This was originally supposed to be a short comment to Default Security part 2, but that got quickly out of hand. I’m hoping that pingbacks work.
For an example of updates explicitly designed for security, see  and . Here is an example of the DigiNotar CA breach (it is arguable that the ssl CA system itself is flawed, but that’s an issue for another blog post), and how updates protect end users in real-time.
What happened is that someone managed to launch a practical attack on some websites (read: gmail), but was thwarted (a month later) by some extra checking that the Chrome browser does.
The software updates are instructions to tell software and Operating Systems to blacklist any certificate that can be traced to that CA. The blog posts explain how it works in Qt, but I should also point out that this morning, I had a 57k Windows Security Update on my work desktop that addressed this issue too.
I’m personally sceptical of software firewalls (and anti-virus software). A good firewall/anti-virus should *NOT* need administrative privileges to run.

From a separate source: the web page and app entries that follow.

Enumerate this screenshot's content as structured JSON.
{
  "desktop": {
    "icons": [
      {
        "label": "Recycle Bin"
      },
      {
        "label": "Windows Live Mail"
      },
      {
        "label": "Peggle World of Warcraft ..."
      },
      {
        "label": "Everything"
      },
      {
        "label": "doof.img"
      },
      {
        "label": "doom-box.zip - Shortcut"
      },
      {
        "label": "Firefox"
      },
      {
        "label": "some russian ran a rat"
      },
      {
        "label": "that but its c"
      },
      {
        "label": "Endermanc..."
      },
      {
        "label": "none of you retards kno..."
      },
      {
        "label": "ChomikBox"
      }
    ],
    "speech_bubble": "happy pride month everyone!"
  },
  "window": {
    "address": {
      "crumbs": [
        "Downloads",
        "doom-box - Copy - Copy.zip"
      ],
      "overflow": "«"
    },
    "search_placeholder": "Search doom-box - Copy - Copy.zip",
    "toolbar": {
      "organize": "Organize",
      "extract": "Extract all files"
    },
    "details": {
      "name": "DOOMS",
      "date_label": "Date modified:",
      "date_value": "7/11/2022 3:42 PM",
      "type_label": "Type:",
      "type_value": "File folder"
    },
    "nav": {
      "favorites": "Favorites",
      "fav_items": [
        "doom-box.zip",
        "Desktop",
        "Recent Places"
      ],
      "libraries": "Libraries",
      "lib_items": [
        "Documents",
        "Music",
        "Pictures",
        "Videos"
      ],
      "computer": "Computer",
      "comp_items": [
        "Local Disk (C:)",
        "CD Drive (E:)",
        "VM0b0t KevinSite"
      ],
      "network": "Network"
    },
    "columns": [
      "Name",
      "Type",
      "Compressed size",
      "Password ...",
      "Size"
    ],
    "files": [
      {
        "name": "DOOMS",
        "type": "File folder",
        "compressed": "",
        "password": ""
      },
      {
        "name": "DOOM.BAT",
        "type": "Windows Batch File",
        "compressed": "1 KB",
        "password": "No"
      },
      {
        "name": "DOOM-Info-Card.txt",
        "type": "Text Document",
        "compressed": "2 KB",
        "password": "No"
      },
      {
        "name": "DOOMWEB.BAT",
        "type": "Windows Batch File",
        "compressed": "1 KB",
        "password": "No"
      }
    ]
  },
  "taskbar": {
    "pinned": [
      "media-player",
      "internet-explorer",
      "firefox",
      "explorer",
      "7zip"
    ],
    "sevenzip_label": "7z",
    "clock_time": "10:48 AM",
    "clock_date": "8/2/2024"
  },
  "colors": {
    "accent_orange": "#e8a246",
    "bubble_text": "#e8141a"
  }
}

You can ask me about this later, because the reasoning is quite detailed for a comment box.
Actually, I don’t trust software firewalls at all. I may be a little bit bias, considering my employment, but the separation between a hardware firewall and your active system(s) is important. Also, I work with protocols and network topologies that are explicitly designed with firewalls in mind.
The perfect network firewall is an air gap between your cables. Since that’s not the most practical solution (however, there are some implementation out there, see ). The most common default for a firewall permits all outbound traffic, but no inbound traffic. There is of course a provision that a replies to outbound requests are let through too, otherwise that’s just blind-fireing IP packets.
For the more complicated firewalls, there is a need to define “out” and “in” by hand first.
For Cisco ASAs, one defines each port/sub-network to a security level (integer between 0 and 100 inclusive). Any traffic from a high level to a lower level is permitted (plus replies), and any traffic from low to high is blocked. The rest is up to exceptions and policies. E.g. letting certain traffic from low to high, and blocking some other high to low traffic.
Protocols like Assent exploit this return path and use it to tunnel data through the firewall. This even works for udp. Other protocols, UPnP springs to mind, request the firewall to open up pin-holes and let connections through. Just watch out for so-called ‘smart’ firewalls which use packet inspection and change the bitstream ([mis-]configurable of course) to spoof where the data is really coming from. This tends to be an issue for some home/smb routers that claim to be ‘sip-aware’ or something else meaningless.